**** Data for review ****

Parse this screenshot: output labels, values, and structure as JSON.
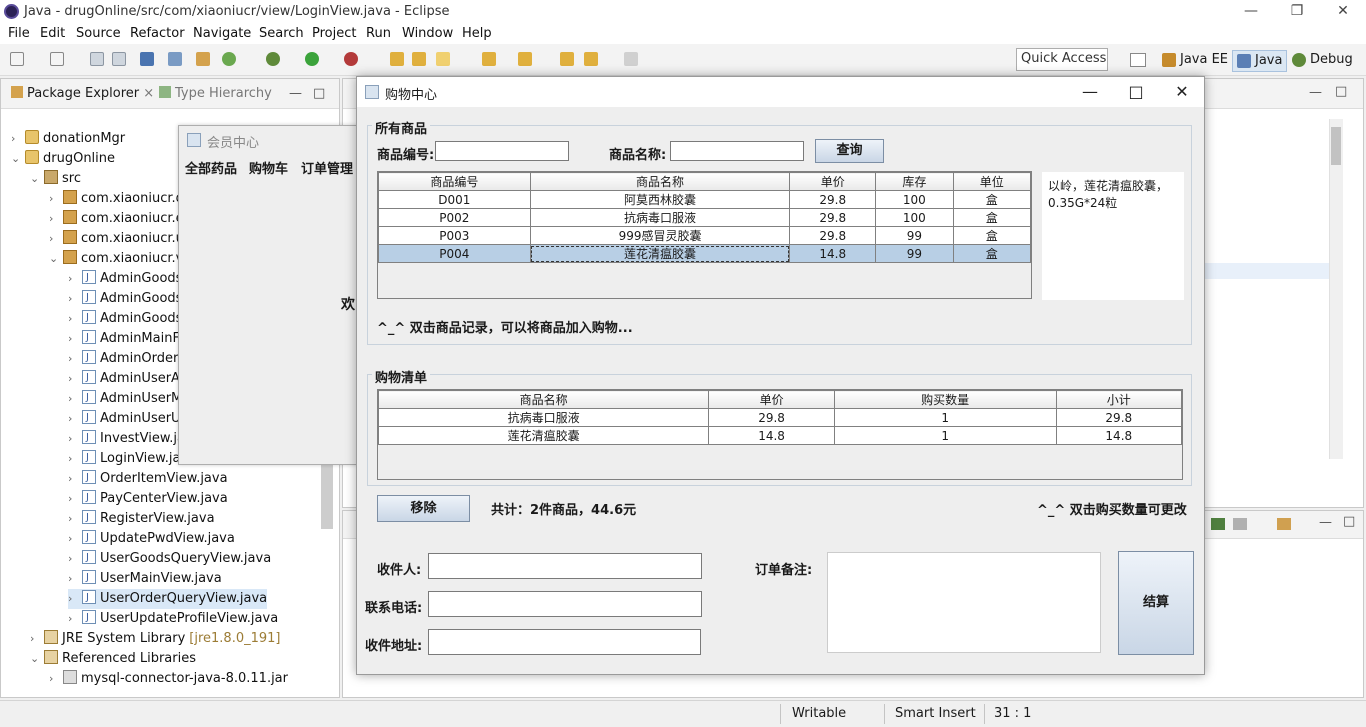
{
  "window": {
    "title": "Java - drugOnline/src/com/xiaoniucr/view/LoginView.java - Eclipse"
  },
  "menu": [
    "File",
    "Edit",
    "Source",
    "Refactor",
    "Navigate",
    "Search",
    "Project",
    "Run",
    "Window",
    "Help"
  ],
  "quick_access": "Quick Access",
  "perspectives": [
    "Java EE",
    "Java",
    "Debug"
  ],
  "package_explorer": {
    "tabs": [
      "Package Explorer",
      "Type Hierarchy"
    ],
    "tree": [
      {
        "label": "donationMgr",
        "depth": 0,
        "arrow": "›",
        "icon": "project"
      },
      {
        "label": "drugOnline",
        "depth": 0,
        "arrow": "⌄",
        "icon": "project"
      },
      {
        "label": "src",
        "depth": 1,
        "arrow": "⌄",
        "icon": "src"
      },
      {
        "label": "com.xiaoniucr.d",
        "depth": 2,
        "arrow": "›",
        "icon": "package"
      },
      {
        "label": "com.xiaoniucr.e",
        "depth": 2,
        "arrow": "›",
        "icon": "package"
      },
      {
        "label": "com.xiaoniucr.u",
        "depth": 2,
        "arrow": "›",
        "icon": "package"
      },
      {
        "label": "com.xiaoniucr.vi",
        "depth": 2,
        "arrow": "⌄",
        "icon": "package"
      },
      {
        "label": "AdminGoods",
        "depth": 3,
        "arrow": "›",
        "icon": "java"
      },
      {
        "label": "AdminGoods",
        "depth": 3,
        "arrow": "›",
        "icon": "java"
      },
      {
        "label": "AdminGoods",
        "depth": 3,
        "arrow": "›",
        "icon": "java"
      },
      {
        "label": "AdminMainF",
        "depth": 3,
        "arrow": "›",
        "icon": "java"
      },
      {
        "label": "AdminOrder",
        "depth": 3,
        "arrow": "›",
        "icon": "java"
      },
      {
        "label": "AdminUserA",
        "depth": 3,
        "arrow": "›",
        "icon": "java"
      },
      {
        "label": "AdminUserM",
        "depth": 3,
        "arrow": "›",
        "icon": "java"
      },
      {
        "label": "AdminUserU",
        "depth": 3,
        "arrow": "›",
        "icon": "java"
      },
      {
        "label": "InvestView.ja",
        "depth": 3,
        "arrow": "›",
        "icon": "java"
      },
      {
        "label": "LoginView.ja",
        "depth": 3,
        "arrow": "›",
        "icon": "java"
      },
      {
        "label": "OrderItemView.java",
        "depth": 3,
        "arrow": "›",
        "icon": "java"
      },
      {
        "label": "PayCenterView.java",
        "depth": 3,
        "arrow": "›",
        "icon": "java"
      },
      {
        "label": "RegisterView.java",
        "depth": 3,
        "arrow": "›",
        "icon": "java"
      },
      {
        "label": "UpdatePwdView.java",
        "depth": 3,
        "arrow": "›",
        "icon": "java"
      },
      {
        "label": "UserGoodsQueryView.java",
        "depth": 3,
        "arrow": "›",
        "icon": "java"
      },
      {
        "label": "UserMainView.java",
        "depth": 3,
        "arrow": "›",
        "icon": "java"
      },
      {
        "label": "UserOrderQueryView.java",
        "depth": 3,
        "arrow": "›",
        "icon": "java",
        "selected": true
      },
      {
        "label": "UserUpdateProfileView.java",
        "depth": 3,
        "arrow": "›",
        "icon": "java"
      },
      {
        "label": "JRE System Library",
        "suffix": "[jre1.8.0_191]",
        "depth": 1,
        "arrow": "›",
        "icon": "lib"
      },
      {
        "label": "Referenced Libraries",
        "depth": 1,
        "arrow": "⌄",
        "icon": "lib"
      },
      {
        "label": "mysql-connector-java-8.0.11.jar",
        "depth": 2,
        "arrow": "›",
        "icon": "jar"
      }
    ]
  },
  "member_window": {
    "title": "会员中心",
    "menu": [
      "全部药品",
      "购物车",
      "订单管理"
    ],
    "welcome": "欢"
  },
  "dialog": {
    "title": "购物中心",
    "all_goods": {
      "label": "所有商品",
      "code_label": "商品编号:",
      "name_label": "商品名称:",
      "code_value": "",
      "name_value": "",
      "query_button": "查询",
      "columns": [
        "商品编号",
        "商品名称",
        "单价",
        "库存",
        "单位"
      ],
      "rows": [
        [
          "D001",
          "阿莫西林胶囊",
          "29.8",
          "100",
          "盒"
        ],
        [
          "P002",
          "抗病毒口服液",
          "29.8",
          "100",
          "盒"
        ],
        [
          "P003",
          "999感冒灵胶囊",
          "29.8",
          "99",
          "盒"
        ],
        [
          "P004",
          "莲花清瘟胶囊",
          "14.8",
          "99",
          "盒"
        ]
      ],
      "selected_row": 3,
      "description": "以岭，莲花清瘟胶囊，0.35G*24粒",
      "hint": "^_^ 双击商品记录，可以将商品加入购物..."
    },
    "cart": {
      "label": "购物清单",
      "columns": [
        "商品名称",
        "单价",
        "购买数量",
        "小计"
      ],
      "rows": [
        [
          "抗病毒口服液",
          "29.8",
          "1",
          "29.8"
        ],
        [
          "莲花清瘟胶囊",
          "14.8",
          "1",
          "14.8"
        ]
      ],
      "remove_button": "移除",
      "total": "共计：2件商品，44.6元",
      "hint": "^_^ 双击购买数量可更改"
    },
    "order": {
      "receiver_label": "收件人:",
      "phone_label": "联系电话:",
      "address_label": "收件地址:",
      "remark_label": "订单备注:",
      "receiver_value": "",
      "phone_value": "",
      "address_value": "",
      "remark_value": "",
      "checkout_button": "结算"
    }
  },
  "status": {
    "writable": "Writable",
    "insert_mode": "Smart Insert",
    "position": "31 : 1"
  },
  "colors": {
    "selection": "#b8cfe5",
    "button_border": "#7c8ea4",
    "tree_selection": "#d9e8f7"
  }
}
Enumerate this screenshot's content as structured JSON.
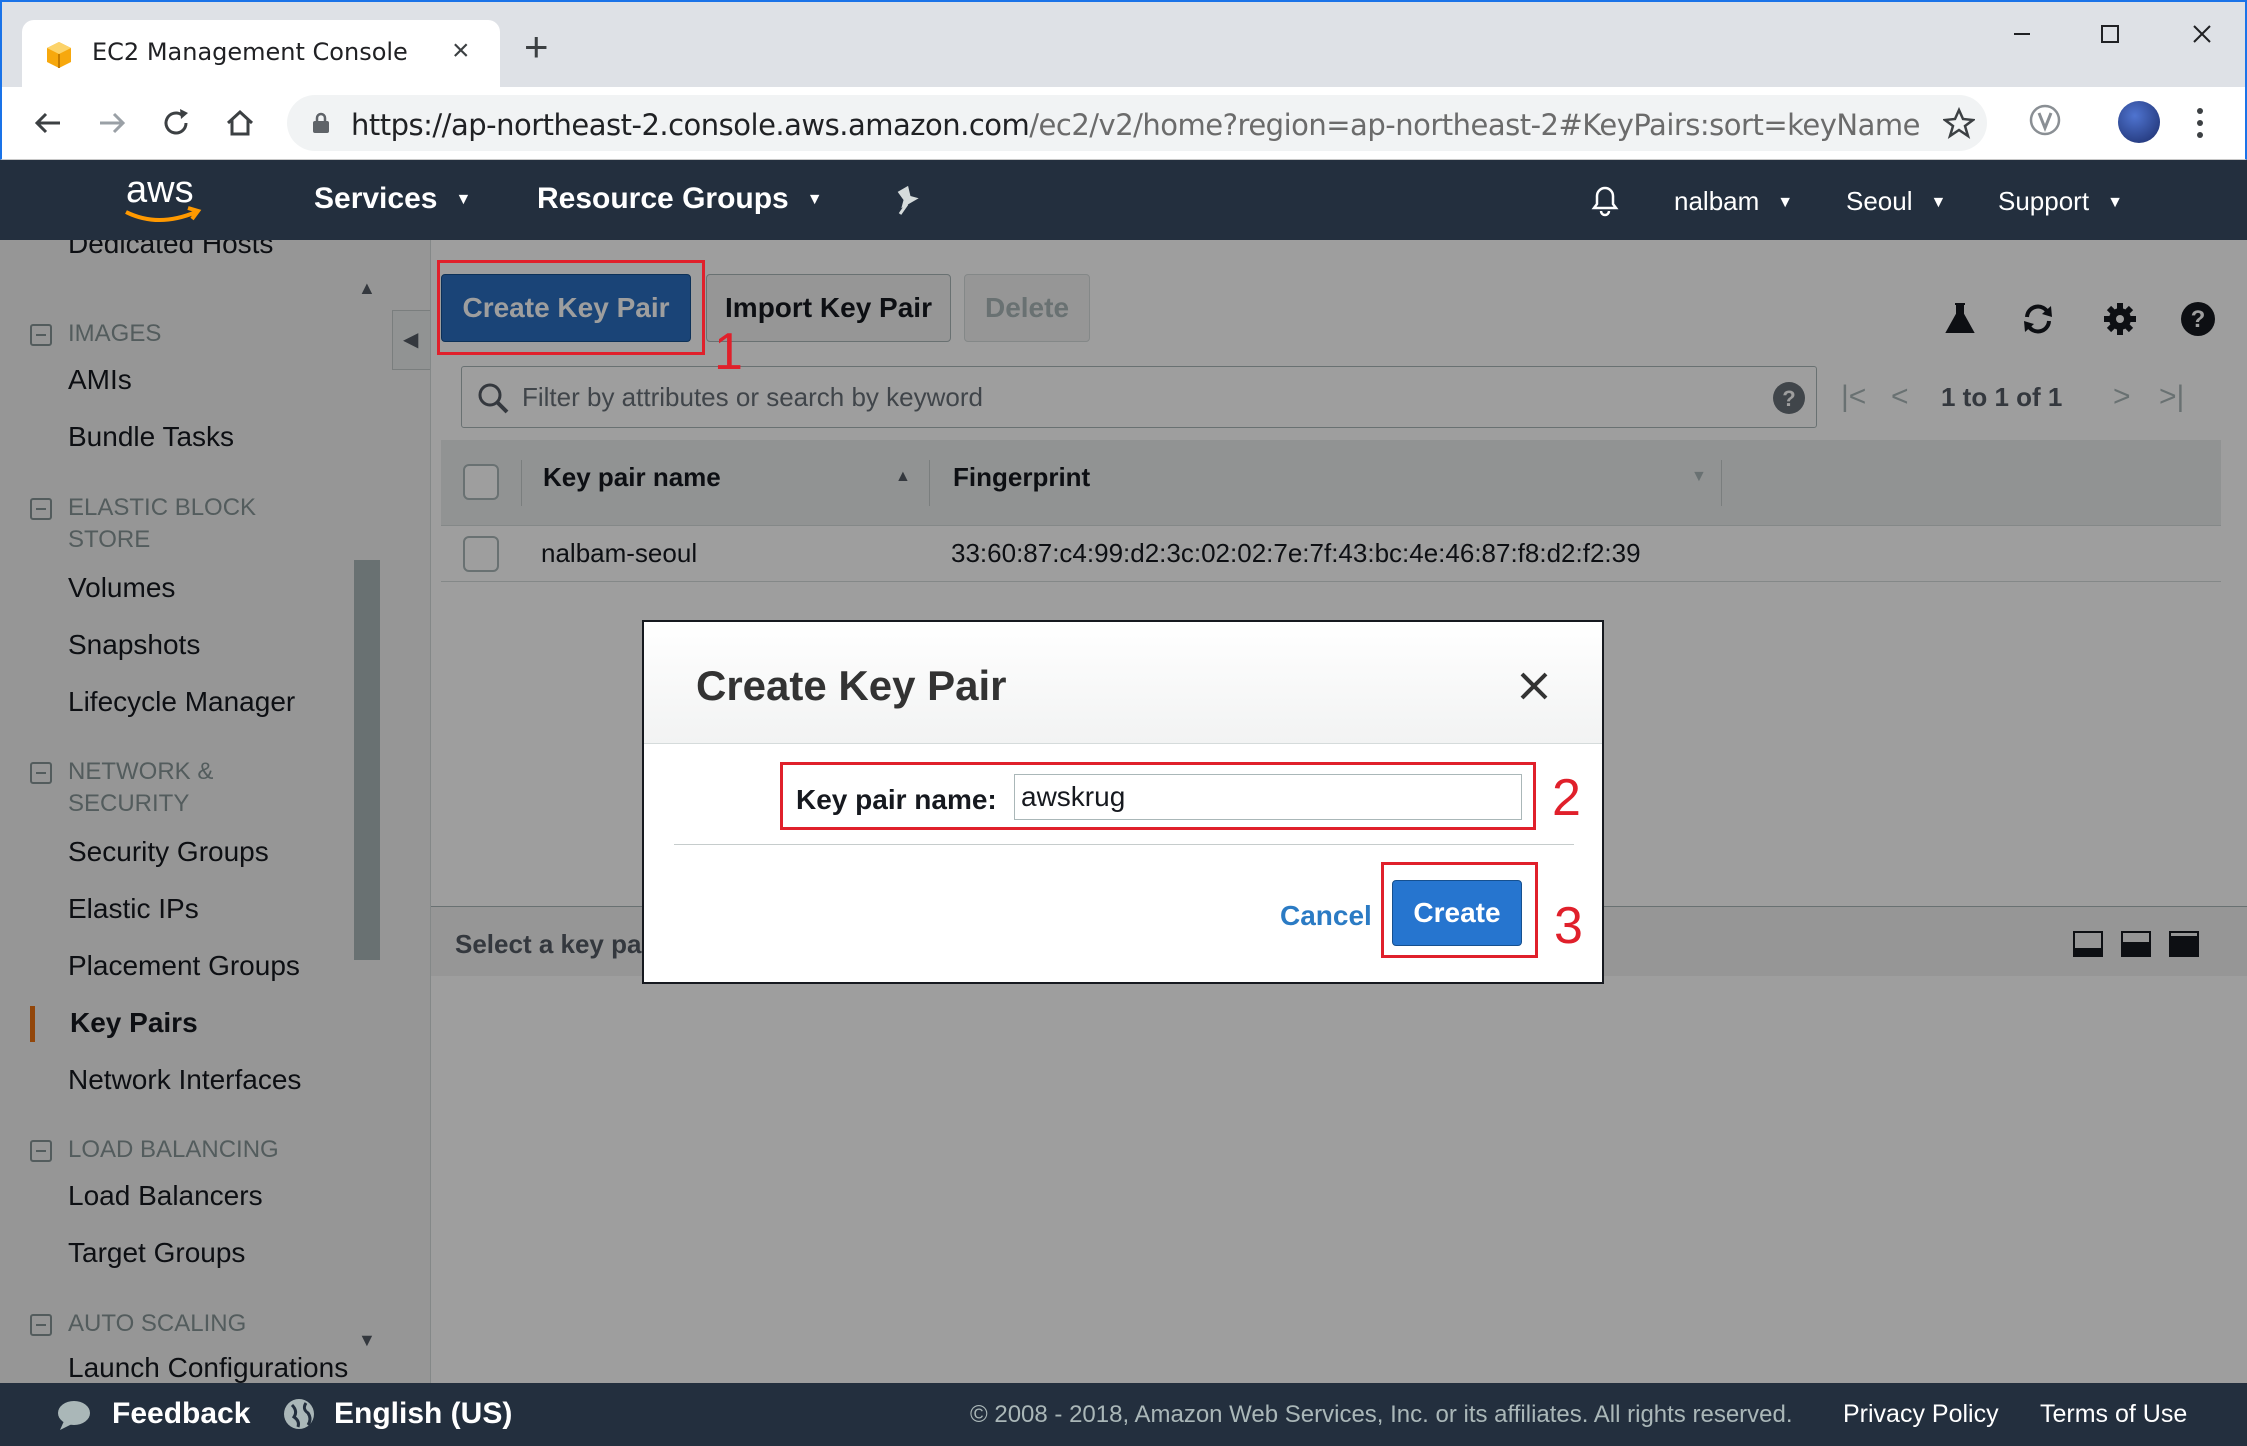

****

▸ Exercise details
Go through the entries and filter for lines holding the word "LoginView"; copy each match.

▸ Task output
    "title": "Java - drugOnline/src/com/xiaoniucr/view/LoginView.java - Eclipse"
        "label": "LoginView.ja",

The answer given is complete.